The weight converted the atlatl from a simple lever to an energy storage device in itself. Just like the spear, with its disparity of mass between the butt and pointy ends, the stone-encumbered end of the atlatl would now accelerate more slowly than the handle, bowing the atlatl, storing energy therein. The force of the swing is now compounded twice—with explosive results.
Look again at a human foot:
See anything that looks like a big, heavy stone attached to one end?
The calcaneus, or heel, does to the human foot exactly what a stone does to an atlatl: allows energy to be stored in the lever. Only our heel does it better because, in addition to bowing, it also coils, just like the tibia.
Lets go back to that step we discussed earlier. After the weight of the body is shifted forward and the trailing knee bends, the ankle is compressed into what’s called dorsiflexion. When dorsiflexed, the foot is flattened and the heel is rotated into its lowest energy state, eversion.
As the knee continues to move forward, the foot swings over the ball of the great toe. The calcaneus, like the stone, makes the rear foot more massive than the forefoot, and more resistant to acceleration; once again, this disparity of acceleration creates a bow.
This bow is otherwise known as the arch of your foot.
As the tibia uncoils, releasing all of its stored energy and driving the forward motion of the body, the arch continues to compress. At its maximum potential energy, the heel is coiled tightly into a powerful position called inversion.
When the great toe lifts off the ground, the arch uncoils, firing the trailing leg forward like a cannonball. When it lands, arch flattened, heel everted, it’s prepared to catch the weight of the body and absorb all those free ground forces and start the process again.
And while this is incredibly cool, all by itself, the real genius of the human skeleton is not that it can harness huge amounts of free energy to accelerate the body through space, but that it can do so repeatedly. Built into the system is its own retrieval mechanism, storing just enough energy from each step to prepare for the next one.
You can throw a spear once. A healthy, active adult takes around 10,000 steps a day.

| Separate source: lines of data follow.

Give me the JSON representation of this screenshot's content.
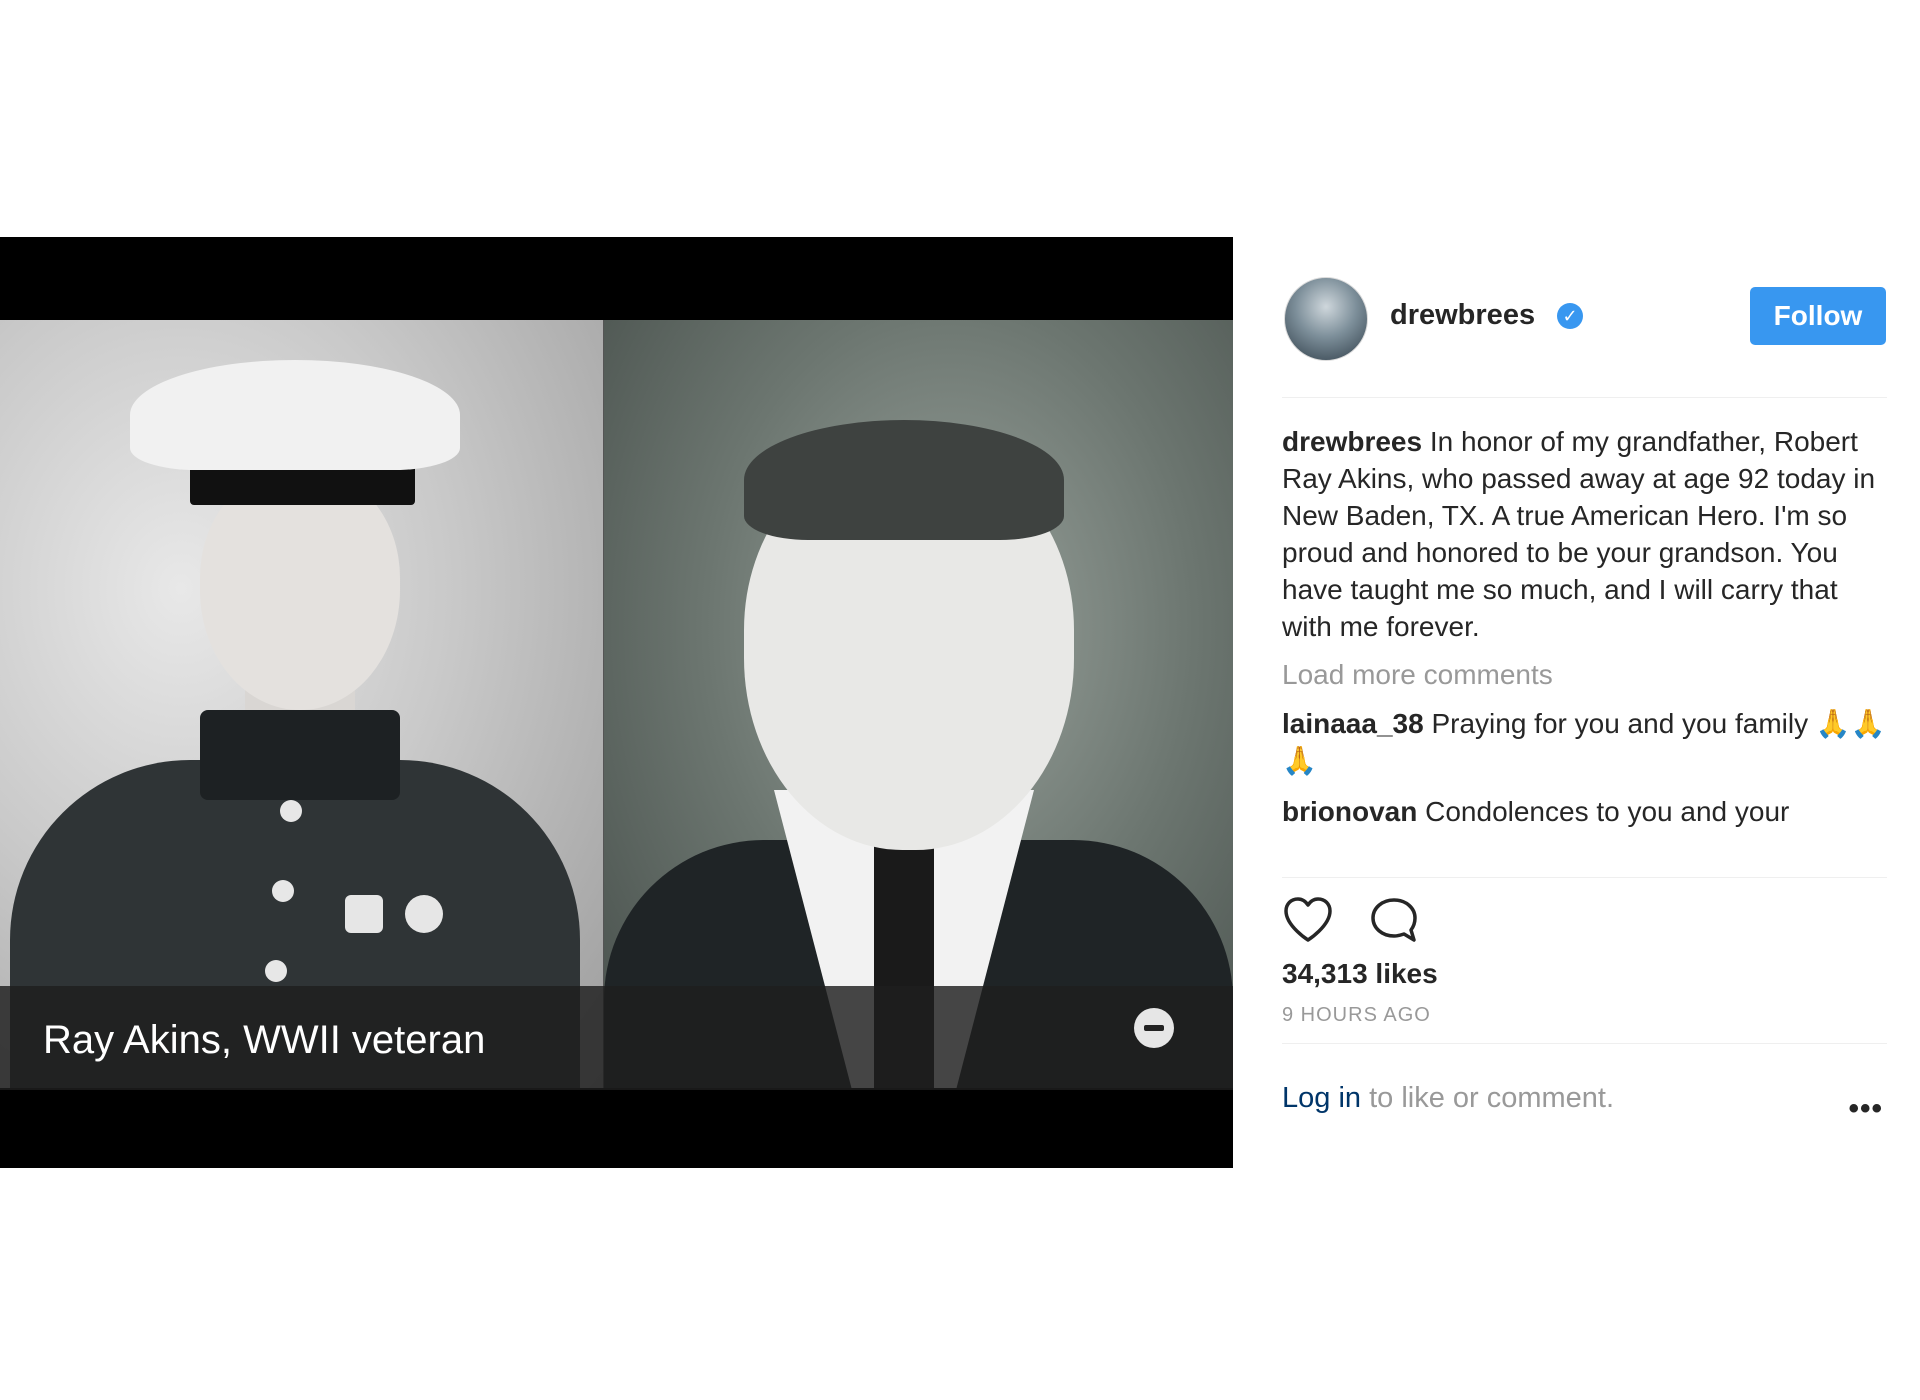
{
  "media": {
    "caption": "Ray Akins, WWII veteran",
    "left_photo_icon": "portrait-young-marine",
    "right_photo_icon": "portrait-older-man"
  },
  "post": {
    "username": "drewbrees",
    "verified_icon": "verified-badge-icon",
    "follow_label": "Follow",
    "accent_color": "#3897f0"
  },
  "comments": {
    "caption_author": "drewbrees",
    "caption_text": "In honor of my grandfather, Robert Ray Akins, who passed away at age 92 today in New Baden, TX. A true American Hero. I'm so proud and honored to be your grandson. You have taught me so much, and I will carry that with me forever.",
    "load_more": "Load more comments",
    "items": [
      {
        "author": "lainaaa_38",
        "text": "Praying for you and you family 🙏🙏🙏"
      },
      {
        "author": "brionovan",
        "text": "Condolences to you and your"
      }
    ]
  },
  "actions": {
    "like_icon": "heart-icon",
    "comment_icon": "comment-bubble-icon",
    "likes": "34,313 likes",
    "timestamp": "9 HOURS AGO"
  },
  "footer": {
    "login_label": "Log in",
    "prompt": " to like or comment.",
    "more_label": "•••"
  }
}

So the next time you think taking a walk is a boring form of exercise, keep in mind that the structures that allow you to walk are some of the most elegantly designed energy storage devices you’ve probably ever used. Every step you take contains more power—totally irrespective of the strength of your muscles—than hurling a spear over two and half football fields.